Sleepwalking Land, Mia Couto’s first novel, was published in 1992 and later named by a jury at the Zimbabwe International Book Fair as one of the 12 best African books of the 20th century. It has now been translated from the Portuguese by David Brookshaw. Set in Mozambique, it is about a boy, Muidinga, and an old man, Tuahir, who shelter from civil war in a burnt-out bus. Among the charred passengers and worthless chattels they find a set of notebooks which tell the fantastical life-story of an itinerant boy named Kindzu. Muidinga, who is immediately fascinated by the notebooks, reads a passage each day to Tuahir, who initially feigns lack of interest but is soon also captivated.
The novel’s chapters alternate between the present-day narrative and the story told by the notebooks. Couto is influenced by the magic realism of post-colonial Latin America, but his novel has echoes, too, of the European ‘literary shaggy-dog story’, which runs from Tristram Shandy to, in more recent times, Calvino’s If on a Winter’s Night a Traveller.

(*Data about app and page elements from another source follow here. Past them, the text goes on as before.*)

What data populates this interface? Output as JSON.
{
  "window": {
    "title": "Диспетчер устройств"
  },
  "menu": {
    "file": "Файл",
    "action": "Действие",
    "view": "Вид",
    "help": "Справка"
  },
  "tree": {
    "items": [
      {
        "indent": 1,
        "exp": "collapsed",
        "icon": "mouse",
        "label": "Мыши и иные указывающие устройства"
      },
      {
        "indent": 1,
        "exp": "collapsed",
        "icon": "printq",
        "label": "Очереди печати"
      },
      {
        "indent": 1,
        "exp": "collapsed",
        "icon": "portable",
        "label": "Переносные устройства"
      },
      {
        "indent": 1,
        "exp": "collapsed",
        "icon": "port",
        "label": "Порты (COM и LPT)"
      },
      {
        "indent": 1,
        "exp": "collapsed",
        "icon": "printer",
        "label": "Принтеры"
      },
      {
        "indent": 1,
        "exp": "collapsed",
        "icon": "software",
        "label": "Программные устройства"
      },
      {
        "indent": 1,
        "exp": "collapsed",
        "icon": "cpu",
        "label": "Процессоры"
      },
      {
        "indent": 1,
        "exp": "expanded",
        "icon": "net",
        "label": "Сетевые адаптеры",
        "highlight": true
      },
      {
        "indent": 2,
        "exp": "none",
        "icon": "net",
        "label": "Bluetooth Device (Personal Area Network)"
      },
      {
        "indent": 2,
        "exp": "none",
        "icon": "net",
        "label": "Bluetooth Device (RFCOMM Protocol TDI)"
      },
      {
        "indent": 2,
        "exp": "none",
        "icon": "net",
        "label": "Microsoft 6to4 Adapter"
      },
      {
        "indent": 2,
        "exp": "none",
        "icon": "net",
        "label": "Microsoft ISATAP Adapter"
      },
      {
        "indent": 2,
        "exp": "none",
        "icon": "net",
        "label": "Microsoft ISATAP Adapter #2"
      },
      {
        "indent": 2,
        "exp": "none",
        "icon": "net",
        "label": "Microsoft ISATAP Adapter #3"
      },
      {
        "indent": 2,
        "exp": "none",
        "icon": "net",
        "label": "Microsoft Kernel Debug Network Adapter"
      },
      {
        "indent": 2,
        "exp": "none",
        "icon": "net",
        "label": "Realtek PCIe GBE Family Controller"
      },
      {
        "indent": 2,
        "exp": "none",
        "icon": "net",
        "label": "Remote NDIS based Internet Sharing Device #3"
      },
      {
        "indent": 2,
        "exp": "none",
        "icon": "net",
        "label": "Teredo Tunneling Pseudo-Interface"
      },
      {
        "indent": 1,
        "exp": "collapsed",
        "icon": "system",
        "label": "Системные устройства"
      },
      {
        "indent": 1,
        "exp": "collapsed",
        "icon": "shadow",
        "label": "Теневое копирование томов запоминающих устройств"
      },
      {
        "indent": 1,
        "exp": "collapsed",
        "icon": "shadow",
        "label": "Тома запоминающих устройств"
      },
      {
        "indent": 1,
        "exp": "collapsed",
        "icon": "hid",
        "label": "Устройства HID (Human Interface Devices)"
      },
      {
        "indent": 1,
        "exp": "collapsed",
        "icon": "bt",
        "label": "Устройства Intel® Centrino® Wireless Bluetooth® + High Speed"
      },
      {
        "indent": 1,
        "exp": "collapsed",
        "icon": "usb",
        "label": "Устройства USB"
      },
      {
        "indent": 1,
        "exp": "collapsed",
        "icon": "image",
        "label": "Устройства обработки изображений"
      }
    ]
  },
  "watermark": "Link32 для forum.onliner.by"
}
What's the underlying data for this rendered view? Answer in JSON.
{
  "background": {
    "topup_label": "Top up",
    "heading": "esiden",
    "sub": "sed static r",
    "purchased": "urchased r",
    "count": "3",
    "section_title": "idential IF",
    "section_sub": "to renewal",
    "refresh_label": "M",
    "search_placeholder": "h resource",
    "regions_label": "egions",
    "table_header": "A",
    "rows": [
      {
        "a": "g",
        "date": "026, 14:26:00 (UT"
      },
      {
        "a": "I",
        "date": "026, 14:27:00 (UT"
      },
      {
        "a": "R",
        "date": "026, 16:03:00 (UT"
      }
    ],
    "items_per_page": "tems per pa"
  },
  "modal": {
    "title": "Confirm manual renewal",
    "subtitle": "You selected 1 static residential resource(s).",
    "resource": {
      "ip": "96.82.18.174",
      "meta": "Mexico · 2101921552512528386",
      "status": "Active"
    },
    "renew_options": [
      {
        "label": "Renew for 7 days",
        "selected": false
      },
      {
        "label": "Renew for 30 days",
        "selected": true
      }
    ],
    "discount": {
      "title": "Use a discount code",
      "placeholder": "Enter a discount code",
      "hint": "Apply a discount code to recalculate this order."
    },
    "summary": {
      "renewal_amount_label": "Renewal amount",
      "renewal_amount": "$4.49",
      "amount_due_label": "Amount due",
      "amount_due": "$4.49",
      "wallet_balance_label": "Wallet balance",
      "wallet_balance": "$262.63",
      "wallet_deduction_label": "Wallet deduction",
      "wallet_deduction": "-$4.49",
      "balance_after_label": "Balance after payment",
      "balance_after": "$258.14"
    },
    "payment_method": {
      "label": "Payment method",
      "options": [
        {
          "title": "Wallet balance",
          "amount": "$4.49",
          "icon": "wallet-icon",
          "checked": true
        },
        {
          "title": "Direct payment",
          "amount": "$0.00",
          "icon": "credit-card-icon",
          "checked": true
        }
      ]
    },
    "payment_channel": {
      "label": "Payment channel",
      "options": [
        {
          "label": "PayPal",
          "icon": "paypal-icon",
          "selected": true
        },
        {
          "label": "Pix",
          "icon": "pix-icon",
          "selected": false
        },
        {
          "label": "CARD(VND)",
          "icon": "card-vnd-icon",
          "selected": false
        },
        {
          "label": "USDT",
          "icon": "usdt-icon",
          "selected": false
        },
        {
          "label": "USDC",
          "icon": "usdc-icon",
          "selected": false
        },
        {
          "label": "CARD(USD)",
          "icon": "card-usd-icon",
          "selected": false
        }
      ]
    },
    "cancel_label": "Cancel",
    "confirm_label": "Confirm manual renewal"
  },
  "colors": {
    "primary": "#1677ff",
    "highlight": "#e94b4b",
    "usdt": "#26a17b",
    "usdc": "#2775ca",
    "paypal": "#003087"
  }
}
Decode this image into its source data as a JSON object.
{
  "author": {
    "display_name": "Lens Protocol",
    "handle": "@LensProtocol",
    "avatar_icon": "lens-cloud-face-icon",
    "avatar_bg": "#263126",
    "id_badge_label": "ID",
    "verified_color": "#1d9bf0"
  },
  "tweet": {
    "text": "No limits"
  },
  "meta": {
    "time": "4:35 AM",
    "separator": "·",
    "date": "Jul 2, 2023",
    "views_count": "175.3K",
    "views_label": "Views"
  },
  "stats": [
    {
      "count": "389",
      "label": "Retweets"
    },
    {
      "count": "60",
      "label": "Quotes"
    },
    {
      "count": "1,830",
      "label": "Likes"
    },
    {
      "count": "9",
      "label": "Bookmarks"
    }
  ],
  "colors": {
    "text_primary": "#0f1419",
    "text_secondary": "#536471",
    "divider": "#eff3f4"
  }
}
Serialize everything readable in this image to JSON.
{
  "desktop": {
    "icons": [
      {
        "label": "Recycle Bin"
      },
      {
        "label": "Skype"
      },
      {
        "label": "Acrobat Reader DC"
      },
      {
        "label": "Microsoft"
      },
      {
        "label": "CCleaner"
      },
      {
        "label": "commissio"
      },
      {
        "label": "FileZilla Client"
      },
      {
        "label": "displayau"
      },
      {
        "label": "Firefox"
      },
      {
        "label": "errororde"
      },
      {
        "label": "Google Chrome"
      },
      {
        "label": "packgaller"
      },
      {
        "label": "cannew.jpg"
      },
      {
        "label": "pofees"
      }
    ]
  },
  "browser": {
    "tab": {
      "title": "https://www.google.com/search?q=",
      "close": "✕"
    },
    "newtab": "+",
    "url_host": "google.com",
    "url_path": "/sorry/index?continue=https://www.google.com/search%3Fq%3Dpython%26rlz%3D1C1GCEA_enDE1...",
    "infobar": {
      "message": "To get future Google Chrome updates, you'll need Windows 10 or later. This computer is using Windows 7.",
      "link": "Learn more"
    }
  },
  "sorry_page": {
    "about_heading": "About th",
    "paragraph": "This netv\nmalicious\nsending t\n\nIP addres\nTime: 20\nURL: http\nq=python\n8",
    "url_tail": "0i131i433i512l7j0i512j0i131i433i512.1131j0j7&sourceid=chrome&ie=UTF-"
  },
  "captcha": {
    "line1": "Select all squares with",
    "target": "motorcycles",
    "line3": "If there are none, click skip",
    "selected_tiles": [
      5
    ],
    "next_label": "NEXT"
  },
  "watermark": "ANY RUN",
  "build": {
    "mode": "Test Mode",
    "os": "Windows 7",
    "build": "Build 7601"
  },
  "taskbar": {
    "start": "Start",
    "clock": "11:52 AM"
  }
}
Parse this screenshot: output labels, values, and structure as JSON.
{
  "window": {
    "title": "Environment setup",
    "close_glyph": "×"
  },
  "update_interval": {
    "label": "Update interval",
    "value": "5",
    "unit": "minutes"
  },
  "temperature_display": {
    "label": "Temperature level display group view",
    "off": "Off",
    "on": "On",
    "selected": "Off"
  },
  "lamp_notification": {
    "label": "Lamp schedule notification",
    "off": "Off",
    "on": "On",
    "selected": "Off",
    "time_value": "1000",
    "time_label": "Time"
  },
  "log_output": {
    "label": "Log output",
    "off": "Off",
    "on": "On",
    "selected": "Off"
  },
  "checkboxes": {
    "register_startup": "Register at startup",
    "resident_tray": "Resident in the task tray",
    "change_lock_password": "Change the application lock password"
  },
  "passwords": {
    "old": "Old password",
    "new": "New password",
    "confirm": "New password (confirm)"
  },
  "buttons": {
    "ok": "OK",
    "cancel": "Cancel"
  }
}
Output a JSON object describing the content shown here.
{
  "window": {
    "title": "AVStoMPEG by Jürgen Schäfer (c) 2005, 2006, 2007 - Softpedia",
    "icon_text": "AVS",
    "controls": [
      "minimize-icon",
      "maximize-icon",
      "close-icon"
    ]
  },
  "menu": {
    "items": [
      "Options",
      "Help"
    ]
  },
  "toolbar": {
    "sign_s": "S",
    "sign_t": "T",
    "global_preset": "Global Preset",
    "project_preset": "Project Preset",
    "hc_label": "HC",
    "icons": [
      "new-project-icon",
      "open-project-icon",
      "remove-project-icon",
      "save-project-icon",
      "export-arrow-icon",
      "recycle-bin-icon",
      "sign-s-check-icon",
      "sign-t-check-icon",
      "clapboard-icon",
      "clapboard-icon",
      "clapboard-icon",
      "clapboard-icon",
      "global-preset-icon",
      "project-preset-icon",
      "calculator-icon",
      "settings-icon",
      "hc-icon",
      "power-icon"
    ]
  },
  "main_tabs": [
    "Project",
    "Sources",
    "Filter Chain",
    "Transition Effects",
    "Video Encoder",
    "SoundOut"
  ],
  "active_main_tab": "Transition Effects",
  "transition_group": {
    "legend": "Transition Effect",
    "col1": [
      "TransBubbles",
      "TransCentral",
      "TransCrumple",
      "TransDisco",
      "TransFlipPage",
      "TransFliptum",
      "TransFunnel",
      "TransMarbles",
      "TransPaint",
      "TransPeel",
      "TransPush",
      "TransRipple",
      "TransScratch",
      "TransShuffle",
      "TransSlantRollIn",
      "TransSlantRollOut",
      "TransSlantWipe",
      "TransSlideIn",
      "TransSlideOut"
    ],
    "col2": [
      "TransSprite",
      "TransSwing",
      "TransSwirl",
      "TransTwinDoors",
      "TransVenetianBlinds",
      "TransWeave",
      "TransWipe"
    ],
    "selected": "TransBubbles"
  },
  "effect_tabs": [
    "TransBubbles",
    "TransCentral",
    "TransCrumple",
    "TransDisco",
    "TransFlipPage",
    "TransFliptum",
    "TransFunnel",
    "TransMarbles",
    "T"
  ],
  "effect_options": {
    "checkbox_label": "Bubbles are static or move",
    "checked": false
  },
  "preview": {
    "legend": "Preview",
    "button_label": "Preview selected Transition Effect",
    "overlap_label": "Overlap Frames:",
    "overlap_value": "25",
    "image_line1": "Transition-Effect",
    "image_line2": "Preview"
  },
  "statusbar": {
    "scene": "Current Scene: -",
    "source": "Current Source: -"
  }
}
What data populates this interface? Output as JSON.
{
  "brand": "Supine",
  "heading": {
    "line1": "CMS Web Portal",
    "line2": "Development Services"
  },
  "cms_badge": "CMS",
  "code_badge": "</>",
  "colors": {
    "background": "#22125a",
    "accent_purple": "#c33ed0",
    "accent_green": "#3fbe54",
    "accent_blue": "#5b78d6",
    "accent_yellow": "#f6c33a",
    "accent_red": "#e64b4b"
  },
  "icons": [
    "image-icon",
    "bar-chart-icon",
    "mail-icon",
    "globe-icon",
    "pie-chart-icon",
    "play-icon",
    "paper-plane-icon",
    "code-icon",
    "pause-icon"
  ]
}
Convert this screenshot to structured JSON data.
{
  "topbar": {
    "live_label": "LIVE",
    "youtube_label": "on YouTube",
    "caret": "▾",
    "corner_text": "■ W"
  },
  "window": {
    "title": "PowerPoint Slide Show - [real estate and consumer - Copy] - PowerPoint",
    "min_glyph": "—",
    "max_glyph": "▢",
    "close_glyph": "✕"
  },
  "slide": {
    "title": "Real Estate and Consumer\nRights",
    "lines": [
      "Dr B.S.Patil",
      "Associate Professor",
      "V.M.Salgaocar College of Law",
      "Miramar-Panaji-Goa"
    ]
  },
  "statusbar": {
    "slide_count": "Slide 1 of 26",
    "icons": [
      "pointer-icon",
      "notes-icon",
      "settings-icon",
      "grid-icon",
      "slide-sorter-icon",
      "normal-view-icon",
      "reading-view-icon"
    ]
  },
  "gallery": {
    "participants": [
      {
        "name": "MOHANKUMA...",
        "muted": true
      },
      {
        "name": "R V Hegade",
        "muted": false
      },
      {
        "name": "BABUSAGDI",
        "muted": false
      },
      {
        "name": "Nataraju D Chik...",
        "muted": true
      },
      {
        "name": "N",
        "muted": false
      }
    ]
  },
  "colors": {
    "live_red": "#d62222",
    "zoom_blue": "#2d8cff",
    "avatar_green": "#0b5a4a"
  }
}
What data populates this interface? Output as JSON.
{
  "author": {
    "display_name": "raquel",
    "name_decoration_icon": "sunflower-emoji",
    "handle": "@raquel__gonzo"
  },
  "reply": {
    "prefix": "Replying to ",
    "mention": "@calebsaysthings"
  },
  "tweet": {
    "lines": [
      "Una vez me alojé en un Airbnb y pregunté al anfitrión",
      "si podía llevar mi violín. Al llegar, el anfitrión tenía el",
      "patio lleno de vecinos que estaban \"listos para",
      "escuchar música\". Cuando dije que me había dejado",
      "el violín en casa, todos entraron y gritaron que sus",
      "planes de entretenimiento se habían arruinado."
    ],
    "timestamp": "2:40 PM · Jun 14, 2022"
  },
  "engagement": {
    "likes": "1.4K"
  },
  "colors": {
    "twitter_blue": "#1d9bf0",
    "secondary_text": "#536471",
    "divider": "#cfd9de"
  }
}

By mixing two such sharp flavours, Couto creates a novel which occasionally seems intoxicated by its own style, but Sleepwalking Land is none the less a colourful, arresting tale.
Cold Skin by Albert Sánchez Piñol, Canongate, £9.99, pp. 233, ISBN 1841956880; The Amnesia Clinic by James Scudamore, Harvill Secker, £11.99, pp. 275, ISBN 184343306; Five Amber Beads by Richard Aronowitz, Flambard Press, £10.99, pp. 224, ISBN 1873226802; Sleepwalking Land by Mia Couto, Serpent’s Tail, £9.99 , pp. 213, ISBN 185242897X.
This article first appeared in the print edition of The Spectator magazine, dated July 15, 2006